Canberra is renowned for its urban greenery, so much so that it has been named as the Bush Capital and Garden City of Australia. There’s not a street within the city and its suburbs that isn’t tree-lined and there are now approximately 48,000 trees dotting the ACT, its 94 forests, green belts and arboretum. It’s difficult to define the city’s most common trees due to the vast number, but the few that stand out as some of the most popular include the Eucalypts, Oaks, Elms and Plane Trees.
The humble Eucalypt is Australia’s most famous and prolific tree, and in Canberra, this is no exception. Canberra’s elevated land is carpeted with a number of Eucalyptus species and Tuggeranong in particular has a high percentage of these proud natives. It’s no secret that Eucalyptus trees are an Aussie domestic species, but many of Canberra’s Eucalypts were planted as part of the city’s strategic planning endeavour, in order to preserve the Indigenous character of the area. With Canberra’s dwindling rainfalls and increased heat over the last few decades, the decision to plant natives is a great idea. If you’d like a hardy, adaptable species of tree in your own garden, you can’t go wrong with a small species of Eucalyptus, such as the Eucalyptus preissiana — aka the bell-fruited mallee — which only grows to a maximum height of 4 metres (trust me, that’s small for a Eucalypt). This attractive and resilient tree grows well in the area and has bright yellow flowers and interesting bell-shaped gumnuts.
There are a number of beautiful Oak species throughout Canberra, with English Oak, Red Oak and Pink Oak being the most prolific and Cork Oaks also making an appearance. English Oaks are dotted throughout the city and 78 were planted during the Great Depression in what is now known as York Park. There is even an historically famous English Oak known as ‘The Duke’, which was planted in 1927 by King George VI (who was at the time the Duke of York). The Duke is located on the corner of Kings Avenue and Capital Circle.

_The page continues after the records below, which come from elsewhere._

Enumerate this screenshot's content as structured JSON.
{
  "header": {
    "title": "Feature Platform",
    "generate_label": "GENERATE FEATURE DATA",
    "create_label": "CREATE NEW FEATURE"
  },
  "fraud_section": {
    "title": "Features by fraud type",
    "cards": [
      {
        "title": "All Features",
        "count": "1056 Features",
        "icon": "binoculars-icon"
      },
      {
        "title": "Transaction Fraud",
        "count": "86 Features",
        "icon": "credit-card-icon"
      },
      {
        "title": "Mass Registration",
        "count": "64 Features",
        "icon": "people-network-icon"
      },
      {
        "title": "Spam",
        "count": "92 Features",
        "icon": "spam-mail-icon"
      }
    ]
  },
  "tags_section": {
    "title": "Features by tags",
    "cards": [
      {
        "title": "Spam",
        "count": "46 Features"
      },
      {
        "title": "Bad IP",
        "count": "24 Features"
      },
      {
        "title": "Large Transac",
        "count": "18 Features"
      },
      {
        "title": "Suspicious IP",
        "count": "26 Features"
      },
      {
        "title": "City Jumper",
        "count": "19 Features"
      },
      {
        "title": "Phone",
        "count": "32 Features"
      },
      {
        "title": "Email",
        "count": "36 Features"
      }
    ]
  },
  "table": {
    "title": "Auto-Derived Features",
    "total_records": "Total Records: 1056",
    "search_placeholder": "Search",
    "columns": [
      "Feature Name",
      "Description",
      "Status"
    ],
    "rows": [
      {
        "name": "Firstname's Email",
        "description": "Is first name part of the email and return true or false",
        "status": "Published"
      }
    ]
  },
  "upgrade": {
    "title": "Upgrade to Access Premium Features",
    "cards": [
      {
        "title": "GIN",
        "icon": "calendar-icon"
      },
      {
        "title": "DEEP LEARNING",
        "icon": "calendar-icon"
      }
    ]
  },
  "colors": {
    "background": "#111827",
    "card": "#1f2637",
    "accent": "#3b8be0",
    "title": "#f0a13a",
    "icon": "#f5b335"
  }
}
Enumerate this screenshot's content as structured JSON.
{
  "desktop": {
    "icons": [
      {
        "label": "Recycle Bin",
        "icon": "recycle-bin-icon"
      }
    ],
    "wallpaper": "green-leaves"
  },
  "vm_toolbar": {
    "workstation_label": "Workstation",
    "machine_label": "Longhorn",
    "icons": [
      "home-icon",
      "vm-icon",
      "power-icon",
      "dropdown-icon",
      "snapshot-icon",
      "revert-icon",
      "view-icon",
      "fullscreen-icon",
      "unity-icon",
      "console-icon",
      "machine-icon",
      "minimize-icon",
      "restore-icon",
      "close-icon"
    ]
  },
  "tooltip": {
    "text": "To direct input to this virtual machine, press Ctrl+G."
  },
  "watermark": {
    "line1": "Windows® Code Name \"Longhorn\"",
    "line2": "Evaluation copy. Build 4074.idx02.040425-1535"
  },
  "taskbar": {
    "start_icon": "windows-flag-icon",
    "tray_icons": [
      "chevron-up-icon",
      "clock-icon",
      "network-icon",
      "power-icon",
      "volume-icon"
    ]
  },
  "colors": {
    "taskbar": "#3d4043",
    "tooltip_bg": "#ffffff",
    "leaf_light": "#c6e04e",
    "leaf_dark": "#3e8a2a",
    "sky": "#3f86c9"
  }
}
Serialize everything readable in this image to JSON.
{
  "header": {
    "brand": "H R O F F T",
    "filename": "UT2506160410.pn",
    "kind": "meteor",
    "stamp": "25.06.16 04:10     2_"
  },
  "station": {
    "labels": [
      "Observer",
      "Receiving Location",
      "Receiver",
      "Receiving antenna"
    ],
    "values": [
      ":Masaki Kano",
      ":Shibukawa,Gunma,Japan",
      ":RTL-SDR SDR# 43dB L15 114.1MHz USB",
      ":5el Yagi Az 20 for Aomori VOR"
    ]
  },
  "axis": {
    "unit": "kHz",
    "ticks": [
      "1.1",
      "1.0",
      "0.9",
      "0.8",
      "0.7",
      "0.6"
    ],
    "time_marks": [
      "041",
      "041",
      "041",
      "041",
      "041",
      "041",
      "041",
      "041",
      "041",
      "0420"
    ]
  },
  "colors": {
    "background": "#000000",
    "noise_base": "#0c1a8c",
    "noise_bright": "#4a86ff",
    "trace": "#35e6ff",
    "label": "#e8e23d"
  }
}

Pink and Red Oaks are also prevalent throughout the city – especially on Canberra’s north side. These stunning trees are known for their radiant red and pink hues throughout the autumn months. Unlike their bright relatives, there are not as many Cork Oaks lining the city’s streets; however, this amazing tree can be found at the Arboretum — where there’s a large plantation of them — at the Australian Federal Police College and at the Royal Canberra Golf Club, to name a few places. The Cork Oak is of course the tree that produces bottling corks! The species bark is stripped off to produce cork and unlike many other trees, the bark then regrows, making this a completely renewable producer!
Most people don’t realise that Australia is home to some of the oldest Elm Trees in the world! This is because the Dutch Elm Fungi Disease pandemic killed off most of Europe’s older Elm species, leaving our island-bound trees safe and sound. This is truly a fact to be proud of and the fact that Canberra has so many Elms lining its streets makes Australia’s capital an important place for tree enthusiasts and admirers alike. Unfortunately, the Dutch Elm Disease (which is a fungus carried by the Elm Leaf Beetle) has come as close as New Zealand, which is why it’s vitally important to get your trees checked if you see any pest infestations and also abide by our strict import laws to ensure this doesn’t happen here.
Canberra is home to English, American, Chinese and Scotch Elms. Glebe Park’s English Elms offer abundant shade and beauty, whereas you’ll recognise the other species around the city by their huge canopies, which either arc across the road (American and Scotch Elm) or weep gracefully (Chinese Elm). Regardless of the species, this important tree is stunning and well worth planting on your own property, if you have the space.
The beautiful Plane Tree is, unfortunately, another species that has been heavily affected by fungus in other parts of the world, which makes Canberra’s Plane Tree population another point of pride for our city’s botanists. Another unique local feature of these trees is that in 1946, Canberra’s Superintendent of Parks and Gardens, Lindsay Pryor, witnessed a unique form of pruning called pollarding and decided to adopt it here. Pollarding causes the canopy to form into a dense-yet-cropped form, kind of like a buzz cut for trees, and this is quite a rare method for Australia. Examples of Pollarding can be seen on the London Plane Trees in Manuka, but if you’d prefer to experience the Plane Tree in all its glory, there’s an Oriental variety in Green Square, Kingston, that offers perfect shade for a picnic.